Pena Palace

PENA PALACE

7 Terraces on Lisbon’s 7 Hills

At the top of monuments or at the top of hills, Lisbon is known as a photogenic city forcing you to stop to take photos or to simply admire the views. The city’s legendary seven hills are all topped by gardens or terraces meant for exactly that, and although there are many viewpoints that you’ll want to check out, these are the seven where you’ll get seven different perspectives of the city, perfect during spring and summer.

Parque Eduardo VII, Lisbon

PARQUE EDUARDO VII
Edward VII Park ascends a hill from downtown to uptown, and at the top you’ll find a terrace where tourists stop to take photos of the historic center framed by two hills. To the left is the hill topped by the castle, and to the right is Bairro Alto.

Miradouro do Torel, Lisbon

MIRADOURO DO TOREL
Most guidebooks forget this terrace which is a small garden on a hill above Avenida da Liberdade, reached with the help of the Lavra funicular or after a steep climb. So most people you’ll find here are locals, usually reading a book or enjoying a light meal at the café on the lower level. From here you get to see 20th-century Lisbon, as well as most of downtown all the way to the triumphal arch.

Miradouro da Graça, Lisbon

MIRADOURO DA GRAÇA
The local favorite for its kiosk café open until late, this shaded terrace across from a church rebuilt in the late 1700s offers a view often painted by artists.
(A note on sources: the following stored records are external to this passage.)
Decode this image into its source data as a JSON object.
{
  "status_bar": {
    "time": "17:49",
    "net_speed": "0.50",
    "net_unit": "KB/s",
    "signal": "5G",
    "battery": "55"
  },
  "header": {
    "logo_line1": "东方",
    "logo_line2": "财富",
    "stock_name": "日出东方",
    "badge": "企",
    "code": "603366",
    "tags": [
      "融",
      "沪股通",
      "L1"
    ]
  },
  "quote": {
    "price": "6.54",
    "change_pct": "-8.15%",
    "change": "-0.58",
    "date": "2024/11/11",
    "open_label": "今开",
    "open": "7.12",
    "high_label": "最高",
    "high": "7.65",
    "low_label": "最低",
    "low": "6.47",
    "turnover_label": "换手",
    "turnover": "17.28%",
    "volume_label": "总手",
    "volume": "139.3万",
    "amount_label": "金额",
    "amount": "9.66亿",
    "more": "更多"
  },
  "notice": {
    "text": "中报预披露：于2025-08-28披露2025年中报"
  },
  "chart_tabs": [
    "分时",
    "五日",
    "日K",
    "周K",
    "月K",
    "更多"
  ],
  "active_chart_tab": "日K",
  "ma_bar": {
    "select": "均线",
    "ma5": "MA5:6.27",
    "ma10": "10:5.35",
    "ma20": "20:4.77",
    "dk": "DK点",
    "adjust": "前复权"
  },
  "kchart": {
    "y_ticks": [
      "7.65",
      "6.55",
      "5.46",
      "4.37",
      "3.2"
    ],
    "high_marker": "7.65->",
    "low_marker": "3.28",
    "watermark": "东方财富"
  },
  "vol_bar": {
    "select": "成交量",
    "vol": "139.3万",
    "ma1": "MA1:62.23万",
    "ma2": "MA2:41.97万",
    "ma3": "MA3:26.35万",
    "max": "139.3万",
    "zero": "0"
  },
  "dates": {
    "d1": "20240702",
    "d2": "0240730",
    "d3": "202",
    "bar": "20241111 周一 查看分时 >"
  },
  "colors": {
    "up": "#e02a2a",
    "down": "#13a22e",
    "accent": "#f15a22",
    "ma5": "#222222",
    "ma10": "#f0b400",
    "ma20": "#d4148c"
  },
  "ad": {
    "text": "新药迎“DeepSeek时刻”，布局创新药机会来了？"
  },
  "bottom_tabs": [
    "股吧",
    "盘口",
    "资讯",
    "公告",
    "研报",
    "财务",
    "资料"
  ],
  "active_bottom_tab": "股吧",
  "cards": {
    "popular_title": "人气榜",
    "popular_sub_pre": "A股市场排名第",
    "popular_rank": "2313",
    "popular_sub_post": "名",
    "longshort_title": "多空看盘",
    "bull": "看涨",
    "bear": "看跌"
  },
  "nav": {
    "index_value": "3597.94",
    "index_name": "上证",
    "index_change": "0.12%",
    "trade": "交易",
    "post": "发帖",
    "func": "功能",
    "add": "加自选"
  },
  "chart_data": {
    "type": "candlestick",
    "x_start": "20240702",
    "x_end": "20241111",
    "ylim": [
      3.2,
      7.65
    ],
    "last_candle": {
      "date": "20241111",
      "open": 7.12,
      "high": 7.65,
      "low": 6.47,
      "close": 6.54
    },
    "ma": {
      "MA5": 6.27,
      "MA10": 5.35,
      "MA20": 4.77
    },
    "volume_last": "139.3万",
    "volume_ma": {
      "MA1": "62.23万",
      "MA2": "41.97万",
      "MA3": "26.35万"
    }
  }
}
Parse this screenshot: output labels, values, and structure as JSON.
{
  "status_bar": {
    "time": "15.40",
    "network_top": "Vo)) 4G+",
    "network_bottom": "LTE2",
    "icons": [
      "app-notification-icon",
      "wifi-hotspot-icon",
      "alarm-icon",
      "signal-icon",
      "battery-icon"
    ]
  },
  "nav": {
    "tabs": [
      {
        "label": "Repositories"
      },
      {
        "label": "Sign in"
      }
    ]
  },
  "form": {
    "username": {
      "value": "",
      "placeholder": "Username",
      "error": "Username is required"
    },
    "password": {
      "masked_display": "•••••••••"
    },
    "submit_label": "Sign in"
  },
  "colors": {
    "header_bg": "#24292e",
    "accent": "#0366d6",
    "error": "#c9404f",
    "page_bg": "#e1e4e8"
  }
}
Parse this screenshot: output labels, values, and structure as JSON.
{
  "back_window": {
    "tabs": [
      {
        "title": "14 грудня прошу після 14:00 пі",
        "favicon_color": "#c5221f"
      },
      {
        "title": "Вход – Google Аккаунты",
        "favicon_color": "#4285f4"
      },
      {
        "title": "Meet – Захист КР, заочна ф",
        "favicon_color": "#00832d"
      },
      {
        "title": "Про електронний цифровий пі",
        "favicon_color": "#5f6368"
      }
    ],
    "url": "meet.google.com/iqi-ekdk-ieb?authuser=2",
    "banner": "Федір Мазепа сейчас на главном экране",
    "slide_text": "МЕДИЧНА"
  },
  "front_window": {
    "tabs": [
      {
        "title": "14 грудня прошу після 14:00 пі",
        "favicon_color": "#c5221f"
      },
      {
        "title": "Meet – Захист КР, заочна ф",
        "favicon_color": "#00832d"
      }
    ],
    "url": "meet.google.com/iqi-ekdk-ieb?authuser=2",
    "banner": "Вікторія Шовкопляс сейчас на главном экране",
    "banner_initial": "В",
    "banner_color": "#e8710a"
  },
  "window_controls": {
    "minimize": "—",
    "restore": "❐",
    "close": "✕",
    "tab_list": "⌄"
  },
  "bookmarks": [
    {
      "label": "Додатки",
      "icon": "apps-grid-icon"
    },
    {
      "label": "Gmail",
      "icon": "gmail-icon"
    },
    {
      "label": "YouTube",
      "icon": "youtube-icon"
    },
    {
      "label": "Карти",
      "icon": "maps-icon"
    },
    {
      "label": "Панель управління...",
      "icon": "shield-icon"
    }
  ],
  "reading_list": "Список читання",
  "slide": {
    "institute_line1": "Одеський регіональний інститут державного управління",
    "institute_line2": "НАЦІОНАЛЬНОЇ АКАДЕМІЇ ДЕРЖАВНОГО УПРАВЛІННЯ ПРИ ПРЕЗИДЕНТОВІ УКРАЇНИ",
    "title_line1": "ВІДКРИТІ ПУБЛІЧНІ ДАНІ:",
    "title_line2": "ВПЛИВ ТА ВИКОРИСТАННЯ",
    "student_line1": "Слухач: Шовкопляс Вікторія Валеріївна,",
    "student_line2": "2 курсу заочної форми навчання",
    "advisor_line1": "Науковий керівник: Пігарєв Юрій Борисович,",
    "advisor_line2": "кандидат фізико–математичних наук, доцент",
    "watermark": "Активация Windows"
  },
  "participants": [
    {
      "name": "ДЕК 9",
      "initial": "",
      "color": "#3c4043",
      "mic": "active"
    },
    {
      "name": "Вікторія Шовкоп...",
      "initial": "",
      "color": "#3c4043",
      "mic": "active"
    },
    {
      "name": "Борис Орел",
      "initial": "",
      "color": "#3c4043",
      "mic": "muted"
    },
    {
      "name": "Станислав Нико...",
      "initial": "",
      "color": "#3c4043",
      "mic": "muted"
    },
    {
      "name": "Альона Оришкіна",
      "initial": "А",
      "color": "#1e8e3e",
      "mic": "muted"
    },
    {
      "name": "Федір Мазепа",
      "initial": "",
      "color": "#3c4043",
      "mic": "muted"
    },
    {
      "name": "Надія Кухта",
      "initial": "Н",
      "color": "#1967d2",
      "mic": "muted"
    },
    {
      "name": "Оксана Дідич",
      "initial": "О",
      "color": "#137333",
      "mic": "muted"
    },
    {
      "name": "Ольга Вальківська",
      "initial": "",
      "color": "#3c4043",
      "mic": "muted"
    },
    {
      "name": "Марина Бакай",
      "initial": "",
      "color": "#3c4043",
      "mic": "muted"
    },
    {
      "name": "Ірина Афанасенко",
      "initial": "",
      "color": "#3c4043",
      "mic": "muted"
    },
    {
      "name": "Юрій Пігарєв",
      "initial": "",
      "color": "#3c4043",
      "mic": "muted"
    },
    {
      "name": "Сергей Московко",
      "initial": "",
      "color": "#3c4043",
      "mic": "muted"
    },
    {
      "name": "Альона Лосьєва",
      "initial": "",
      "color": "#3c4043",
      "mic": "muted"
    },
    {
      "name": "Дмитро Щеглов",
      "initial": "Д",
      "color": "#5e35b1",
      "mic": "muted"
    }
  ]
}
You’ll photograph the castle right in front of you, with the bridge seen behind the hill.

Miradouro da Senhora do Monte, Lisbon

MIRADOURO DA SENHORA DO MONTE
Not far from Graça is this terrace at the city’s highest point. It offers a huge panoramic view that goes from Lisbon’s oldest neighborhood to the east, to the modern neighborhoods to the west and north. It’s usually the calmest terrace of all, with very few tourists and only a few young couples.

Miradouro das Portas do Sol, Lisbon

MIRADOURO DAS PORTAS DO SOL
This is a postcard terrace, with views of white buildings, church towers and domes descending the hill towards the water. It’s a mix of old Mediterranean village, Portuguese fishing town and Santorini-like descent in the middle of the city, and there are cafés inviting you to sit for a while.

Miradouro de São Pedro de Alcântara, Lisbon

MIRADOURO DE SÃO PEDRO DE ALCÂNTARA
Many choose this as their favorite, and it’s easily the most romantic. Found at the doorstep of Bairro Alto’s grid of streets, it has an upper and lower level, with fountains and a landscaped garden. From here you can see the castle up on the hill across from you, and the towers of the cathedral. There are two kiosk cafés where you can have a drink as you admire it all.

Miradouro de Santa Catarina, Lisbon

MIRADOURO DE SANTA CATARINA
It doesn’t have the prettiest view (it looks out to the port of Lisbon), but this is a favorite at sunset. It attracts all kinds of people, young and older, local and tourist, bohemians and yuppies, to simply sit and chat among friends, or have a drink at the cafés.